New Zealand captain Kane Williamson was not surprised by the abolition of the boundary countback rule that led to England being crowned World Cup winners in July.
An epic Lord’s final was decided in seemingly arbitrary fashion after the teams were tied in a regulation one-day international as well as the super over.
In response, the International Cricket Council last month altered its tiebreak rule in knockout matches, which will now see any super over repeated until one side has more runs.
— Cricket World Cup (@cricketworldcup) July 14, 2019
Williamson said: “It’s not really a surprise. I genuinely think that no one ever thought that was going to happen (a World Cup being decided on boundary countback) and it did.
“At times, you think about how some of those decisions are made – probably sitting in a room and throwing a few ideas around. That’s all I can imagine. For it to actually happen is a pretty scary thing.
“It’s not really cricket and I think both teams appreciated that. I think everyone has played hundreds of games of cricket and never had one decided quite like that.
“It was hard to take. But it is what it is and they were the rules at the time, what you sign up for. But no surprises that (the boundary countback rule) has changed.”
Williamson refuses to dwell on what happened earlier this year ahead of the start of the two-Test series against the same opponents – his first meeting with England since the World Cup final.

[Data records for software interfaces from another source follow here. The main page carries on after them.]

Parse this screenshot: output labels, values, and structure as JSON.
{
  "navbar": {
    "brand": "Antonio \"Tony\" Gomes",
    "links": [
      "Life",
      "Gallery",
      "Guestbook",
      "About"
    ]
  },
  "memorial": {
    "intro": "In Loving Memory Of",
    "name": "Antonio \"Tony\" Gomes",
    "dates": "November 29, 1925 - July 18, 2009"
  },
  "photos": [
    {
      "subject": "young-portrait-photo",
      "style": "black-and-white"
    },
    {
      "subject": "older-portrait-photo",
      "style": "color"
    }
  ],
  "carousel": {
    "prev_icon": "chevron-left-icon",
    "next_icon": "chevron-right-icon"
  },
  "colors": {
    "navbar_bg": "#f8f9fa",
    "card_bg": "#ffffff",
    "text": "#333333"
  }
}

He added: “Time has passed and cricket keeps coming thick and fast and you’re focusing on the challenge in hand and the next series. The focus is the here and now and that’s two Tests against England.”

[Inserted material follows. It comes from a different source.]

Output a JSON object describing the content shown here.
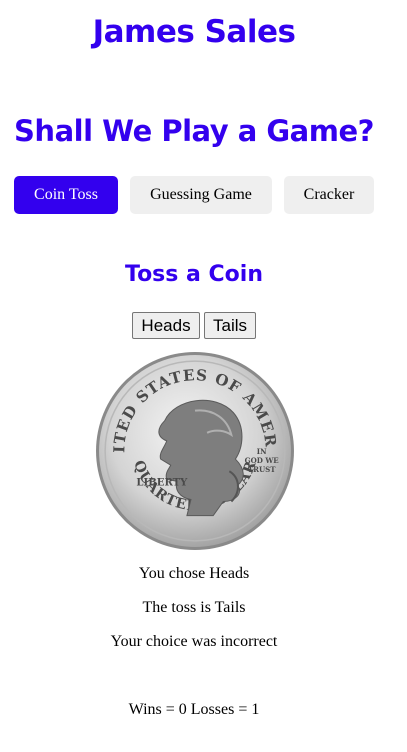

The Bay Oval in Mount Maunganui – 10 minutes from where Williamson was born – is set to host its first ever Test, which gets under way on Thursday.
Williamson said: “There’s a real sense of achievement that a Test is being played here.”

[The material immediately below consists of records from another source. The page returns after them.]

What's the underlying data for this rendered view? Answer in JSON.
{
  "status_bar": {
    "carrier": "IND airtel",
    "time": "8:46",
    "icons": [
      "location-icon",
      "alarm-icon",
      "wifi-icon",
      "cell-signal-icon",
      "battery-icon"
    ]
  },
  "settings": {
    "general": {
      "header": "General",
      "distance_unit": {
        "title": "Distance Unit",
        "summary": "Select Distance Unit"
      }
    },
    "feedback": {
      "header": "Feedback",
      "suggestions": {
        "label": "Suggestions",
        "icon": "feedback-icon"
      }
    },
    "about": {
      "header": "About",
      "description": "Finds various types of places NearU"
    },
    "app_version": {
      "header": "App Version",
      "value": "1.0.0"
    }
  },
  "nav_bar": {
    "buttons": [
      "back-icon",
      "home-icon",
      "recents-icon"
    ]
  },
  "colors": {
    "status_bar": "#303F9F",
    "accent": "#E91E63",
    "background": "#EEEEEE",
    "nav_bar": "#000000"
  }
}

The teams’ latest meeting sees Williamson go up against former Yorkshire team-mate and current England captain Joe Root.
The pair are widely regarded as two of the best batsmen of their era but Williamson remembers a time when he attempted to learn from his counterpart.
Williamson said: “When he was around (at Yorkshire), we would chew the fat, discuss cricket and… ‘How do I become as good as you, Joe?’, try to pick his brains – that was more my angle.”
New Zealand could hand a Test debut to Lockie Ferguson, who has impressed in the limited-overs formats and the World Cup, in particular, where he finished as the second highest wicket-taker.
Comparisons have been made to Jofra Archer, given the pair are capable of regularly exceeding 90mph, but Williamson noted their differences.
He added: “They register at similar paces but they are quite different bowlers.
“Jofra is obviously taller and has a higher release with that extra bouncer. Lockie is skiddier. It’s always different – different actions, can depend on how you pick up the ball. They are both obviously brilliant bowlers.”